There's no excuse for Florida and Texas. Both programs -- among the four or five best in the nation the past five seasons -- were embarrassingly bad this season. Texas' meltdown -- from playing for the national title last season to missing out entirely on a bowl this season -- is epic. At least Florida is going to a bowl. But coaches Mack Brown at Texas and Urban Meyer at Florida have to make some tough offseason decisions -- decisions that should include new offensive coordinators. Texas' Greg Davis has overseen some powerful offenses, but those were the ones with Vince Young and Colt McCoy. When Davis hasn't had superstar quarterbacks, his offenses have lacked consistency. Florida's regular season is over, but Steve Addazio still hasn't decided the Gators' offensive identity this season. It's obviously about 10 games too late.
Give it up for UConn coach Randy Edsall. Connecticut came into this season with about as much hype as there can be for the Huskies' football team. UConn was expected to contend for the Big East title with a veteran team. But when the Huskies got off to a 3-4 start in a league that is way below -- way, way below -- par, they were written off as being vastly overrated. After the season's nadir, a 27-0 loss to Louisville in which the Huskies gained just 175 total yards, UConn turned it around. The Huskies now have won four in a row, including wins over West Virginia and Pitt by a combined five points, and they're in the driver's seat in the Big East. A win next week at USF and UConn is in the BCS. Granted, the Huskies don't deserve a BCS bid, but don't blame them for being the best team in a bad league. And you have to credit Edsall for getting his team to bounce back after bottoming out.
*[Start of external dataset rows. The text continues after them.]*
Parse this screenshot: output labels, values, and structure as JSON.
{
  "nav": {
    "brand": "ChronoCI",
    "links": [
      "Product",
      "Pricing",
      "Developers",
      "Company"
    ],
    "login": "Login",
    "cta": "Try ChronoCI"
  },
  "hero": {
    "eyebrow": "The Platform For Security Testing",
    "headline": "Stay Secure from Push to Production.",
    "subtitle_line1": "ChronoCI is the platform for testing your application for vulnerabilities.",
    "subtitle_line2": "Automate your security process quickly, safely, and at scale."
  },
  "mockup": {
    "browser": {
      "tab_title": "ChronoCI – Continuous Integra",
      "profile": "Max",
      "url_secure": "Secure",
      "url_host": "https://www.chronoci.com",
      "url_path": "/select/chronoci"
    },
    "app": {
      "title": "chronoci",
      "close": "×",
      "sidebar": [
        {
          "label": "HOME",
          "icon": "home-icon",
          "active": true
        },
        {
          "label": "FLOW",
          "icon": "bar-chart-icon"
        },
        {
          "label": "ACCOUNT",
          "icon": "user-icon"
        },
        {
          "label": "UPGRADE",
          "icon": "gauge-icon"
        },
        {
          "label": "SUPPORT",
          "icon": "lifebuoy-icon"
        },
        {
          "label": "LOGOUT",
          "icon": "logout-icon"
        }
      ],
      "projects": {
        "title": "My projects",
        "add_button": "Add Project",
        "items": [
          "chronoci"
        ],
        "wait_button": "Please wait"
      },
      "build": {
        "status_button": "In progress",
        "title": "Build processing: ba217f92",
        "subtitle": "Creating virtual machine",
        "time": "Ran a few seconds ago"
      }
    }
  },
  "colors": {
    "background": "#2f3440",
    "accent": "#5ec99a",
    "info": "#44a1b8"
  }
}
No rivalry matches BYU-Utah for late drama. It shouldn't have come as any surprise that Utah's 17-16 victory over BYU was decided on a blocked field goal as time expired. When these teams play, it always seems to go down to the wire. Only two of the past 14 BYU-Utah games have been decided by more than seven points. BYU won in overtime last season. The Cougars won on a last-minute touchdown in 2007 after converting a fourth-and-18 play, and they won in 2006 with a touchdown on the game's final play. Utah's 48-24 victory in 2008 was the only recent one-sided game in this rivalry. Now that Utah and BYU no longer will be conference rivals, we can only hope they continue producing these types of thrillers.
Notre Dame has put together a solid defense. The deficiencies in Notre Dame's defense cost Charlie Weis his job last season. The Irish didn't look any better on that side of the ball this season after giving up 367 rushing yards in a 35-17 loss to Navy. But they've played remarkably well from that point on. Notre Dame's defense has allowed just two touchdowns in the past four games, including a 20-16 victory Saturday over USC. Notre Dame went 13 consecutive quarters without allowing an offensive touchdown -- its longest streak since 1980 -- before USC finally reached the end zone in the third period. And that touchdown was hardly the defense's fault: USC recovered a fumble at Notre Dame's 2 line and didn't reach the end zone until a quarterback sneak on fourth-and-goal.